Newsom opened his comments on Tuesday afternoon by focusing on the importance of testing in the state, noting that a number of important goals were being reached to allow for additional easing of the shelter-in-place order. The governor reiterated the importance of testing and contact tracing as among the six main indicators that the state needs to make progress in reopening.

Raw Video: Gov. Gavin Newsom Announces Progress In Additional Coronavirus Testing, Contact Tracing

The governor said that California had surpassed the one million mark as far as the number of total people tested, with some 41,000 tests administered in the past 24 hours. The state is currently testing in the neighborhood of 35,000 people per day.

Newsom said that state has ramped up its efforts to increase testing availability in remote rural areas as well as in areas with poorer urban populations of people of color who were being under served.

Newsom announced that a partnership with OptumServe would be opening additional new sites in the state as officials looked closer at mobile testing to better serve those in need.

Newsom said that there were still some supply chain constraints, saying there were still some minor issues as far as tests needing swabs and reagents, but that a bulk of the tests being administered were PCR-type tests that were plentiful.

The state will also soon be rolling out testing sites at local pharmacies, Newsom said.

In terms of case numbers, the state continued to see increases with the total number of COVID-19 cases rising 2.1 percent to 69,382 and total number of deaths rising 2.8 percent to 2,847. Hospitalizations rose 1.1 percent while ICUs trended downwards by 1.4 percent.

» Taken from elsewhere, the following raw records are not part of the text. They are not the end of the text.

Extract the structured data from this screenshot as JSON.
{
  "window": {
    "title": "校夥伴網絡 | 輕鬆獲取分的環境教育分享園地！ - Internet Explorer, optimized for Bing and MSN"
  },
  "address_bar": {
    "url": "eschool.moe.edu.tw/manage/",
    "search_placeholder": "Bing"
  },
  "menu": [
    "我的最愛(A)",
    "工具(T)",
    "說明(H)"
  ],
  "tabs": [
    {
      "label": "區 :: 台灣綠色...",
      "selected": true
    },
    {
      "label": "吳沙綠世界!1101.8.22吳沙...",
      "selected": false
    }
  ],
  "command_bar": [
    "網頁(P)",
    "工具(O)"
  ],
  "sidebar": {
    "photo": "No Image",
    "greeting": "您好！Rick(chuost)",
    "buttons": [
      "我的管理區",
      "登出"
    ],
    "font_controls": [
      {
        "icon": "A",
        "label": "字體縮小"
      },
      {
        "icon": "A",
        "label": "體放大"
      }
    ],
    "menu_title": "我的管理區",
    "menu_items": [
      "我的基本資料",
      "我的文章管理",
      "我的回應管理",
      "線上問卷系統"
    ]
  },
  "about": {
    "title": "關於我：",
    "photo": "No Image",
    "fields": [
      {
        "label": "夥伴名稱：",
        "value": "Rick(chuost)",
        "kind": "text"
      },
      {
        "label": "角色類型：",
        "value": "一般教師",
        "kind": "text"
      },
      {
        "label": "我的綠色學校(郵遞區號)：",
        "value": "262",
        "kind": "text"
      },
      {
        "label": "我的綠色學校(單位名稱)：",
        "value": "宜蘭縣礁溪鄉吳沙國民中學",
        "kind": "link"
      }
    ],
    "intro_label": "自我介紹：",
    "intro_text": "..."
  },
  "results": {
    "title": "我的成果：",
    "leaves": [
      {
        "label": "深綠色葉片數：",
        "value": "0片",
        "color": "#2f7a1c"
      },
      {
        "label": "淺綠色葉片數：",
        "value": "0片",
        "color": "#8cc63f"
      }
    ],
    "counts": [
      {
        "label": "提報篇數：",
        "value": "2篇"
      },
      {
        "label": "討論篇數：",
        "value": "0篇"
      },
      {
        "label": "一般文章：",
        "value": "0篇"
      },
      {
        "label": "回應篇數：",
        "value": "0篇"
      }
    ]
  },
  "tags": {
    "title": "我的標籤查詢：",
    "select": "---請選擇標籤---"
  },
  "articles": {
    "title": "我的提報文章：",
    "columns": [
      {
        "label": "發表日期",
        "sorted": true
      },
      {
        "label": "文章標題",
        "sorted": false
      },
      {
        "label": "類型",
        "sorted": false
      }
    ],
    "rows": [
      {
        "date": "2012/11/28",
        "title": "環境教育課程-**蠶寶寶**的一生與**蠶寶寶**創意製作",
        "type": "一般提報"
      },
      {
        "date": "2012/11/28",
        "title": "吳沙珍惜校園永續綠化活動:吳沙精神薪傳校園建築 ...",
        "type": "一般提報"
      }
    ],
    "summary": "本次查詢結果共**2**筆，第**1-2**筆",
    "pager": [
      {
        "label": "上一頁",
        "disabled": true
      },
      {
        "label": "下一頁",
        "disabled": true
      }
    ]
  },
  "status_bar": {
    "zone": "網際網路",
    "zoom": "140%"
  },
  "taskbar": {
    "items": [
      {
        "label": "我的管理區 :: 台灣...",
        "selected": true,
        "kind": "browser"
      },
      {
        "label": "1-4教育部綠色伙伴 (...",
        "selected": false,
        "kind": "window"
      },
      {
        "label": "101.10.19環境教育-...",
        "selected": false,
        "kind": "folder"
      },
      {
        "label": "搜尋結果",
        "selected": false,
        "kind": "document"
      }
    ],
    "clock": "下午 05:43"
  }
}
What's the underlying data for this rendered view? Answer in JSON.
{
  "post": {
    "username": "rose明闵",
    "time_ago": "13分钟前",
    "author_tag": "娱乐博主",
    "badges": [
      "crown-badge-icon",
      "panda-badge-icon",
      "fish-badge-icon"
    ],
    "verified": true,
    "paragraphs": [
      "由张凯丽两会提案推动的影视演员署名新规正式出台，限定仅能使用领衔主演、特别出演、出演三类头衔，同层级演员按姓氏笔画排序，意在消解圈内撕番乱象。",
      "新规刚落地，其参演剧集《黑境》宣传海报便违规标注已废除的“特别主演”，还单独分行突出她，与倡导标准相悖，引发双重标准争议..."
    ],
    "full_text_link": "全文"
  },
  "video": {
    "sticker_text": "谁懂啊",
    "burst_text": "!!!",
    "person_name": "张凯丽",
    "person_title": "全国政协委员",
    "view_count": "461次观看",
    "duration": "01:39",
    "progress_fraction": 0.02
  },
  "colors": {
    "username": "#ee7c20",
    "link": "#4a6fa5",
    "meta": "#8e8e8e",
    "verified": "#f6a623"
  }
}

View CBS News In
CBS News App Open
Chrome Safari Continue
Be the first to know
Get browser notifications for breaking news, live events, and exclusive reporting.